“Ask your friends and neighbors to host gatherings in their living room, and sit down with people in your community,” Ryan suggests.

Step 4: Do You

“Authenticity is key to campaign ads,” O’Connor says. “If you’re not comfortable in a suit giving a speech, don’t make an ad that’s you giving a speech in a suit. Voters are pretty sophisticated, and you will not get out of the gate if they think you are not sincere.”

Step 5: Give Good Vibes

“People aren’t gravitating toward negativity,” Ryan notes. “Have answers, solutions, and new ideas. That said, politics can be a rough sport. Be able to defend your position and show strength!”

This article is part of our "Women Running for Office" series, which originally appeared in Marie Claire's November 2017 issue, on newsstands October 17. To view the full package, click here.

Kayla Webley Adler

Kayla Webley Adler is the Deputy Editor of ELLE magazine. She edits cover stories, profiles, and narrative features on politics, culture, crime, and social trends.
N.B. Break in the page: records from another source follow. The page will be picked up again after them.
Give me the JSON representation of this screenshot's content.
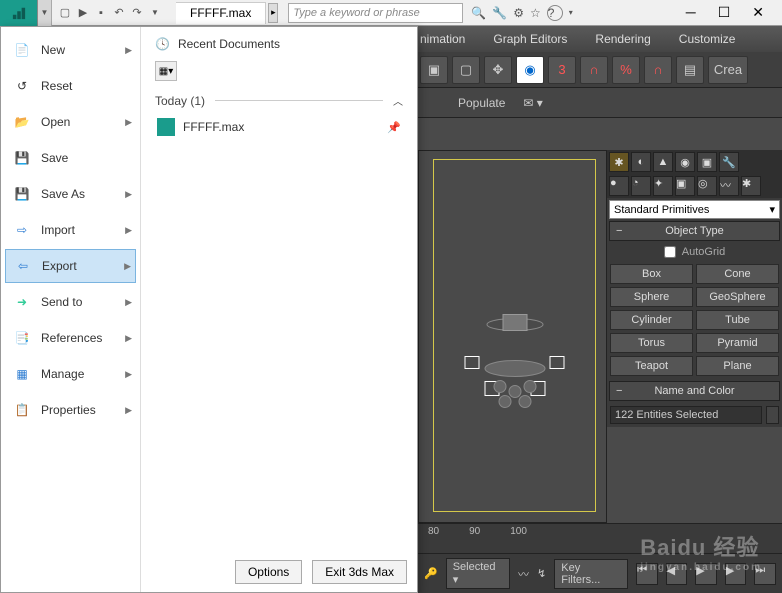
{
  "titlebar": {
    "file_tab": "FFFFF.max",
    "search_placeholder": "Type a keyword or phrase"
  },
  "menubar2": {
    "items": [
      "nimation",
      "Graph Editors",
      "Rendering",
      "Customize"
    ]
  },
  "subbar": {
    "populate": "Populate"
  },
  "app_menu": {
    "items": [
      {
        "label": "New",
        "arrow": true
      },
      {
        "label": "Reset",
        "arrow": false
      },
      {
        "label": "Open",
        "arrow": true
      },
      {
        "label": "Save",
        "arrow": false
      },
      {
        "label": "Save As",
        "arrow": true
      },
      {
        "label": "Import",
        "arrow": true
      },
      {
        "label": "Export",
        "arrow": true,
        "selected": true
      },
      {
        "label": "Send to",
        "arrow": true
      },
      {
        "label": "References",
        "arrow": true
      },
      {
        "label": "Manage",
        "arrow": true
      },
      {
        "label": "Properties",
        "arrow": true
      }
    ],
    "recent_header": "Recent Documents",
    "today_label": "Today (1)",
    "recent_file": "FFFFF.max",
    "footer": {
      "options": "Options",
      "exit": "Exit 3ds Max"
    }
  },
  "right_panel": {
    "dropdown": "Standard Primitives",
    "object_type_label": "Object Type",
    "autogrid_label": "AutoGrid",
    "prims": [
      "Box",
      "Cone",
      "Sphere",
      "GeoSphere",
      "Cylinder",
      "Tube",
      "Torus",
      "Pyramid",
      "Teapot",
      "Plane"
    ],
    "name_color_label": "Name and Color",
    "selection_text": "122 Entities Selected"
  },
  "timeline": {
    "ticks": [
      "80",
      "90",
      "100"
    ]
  },
  "statusbar": {
    "selected": "Selected",
    "key_filters": "Key Filters..."
  },
  "watermark": {
    "main": "Baidu 经验",
    "sub": "jingyan.baidu.com"
  }
}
Previously, she worked as the Features Director at Marie Claire magazine and as a Staff Writer at TIME magazine.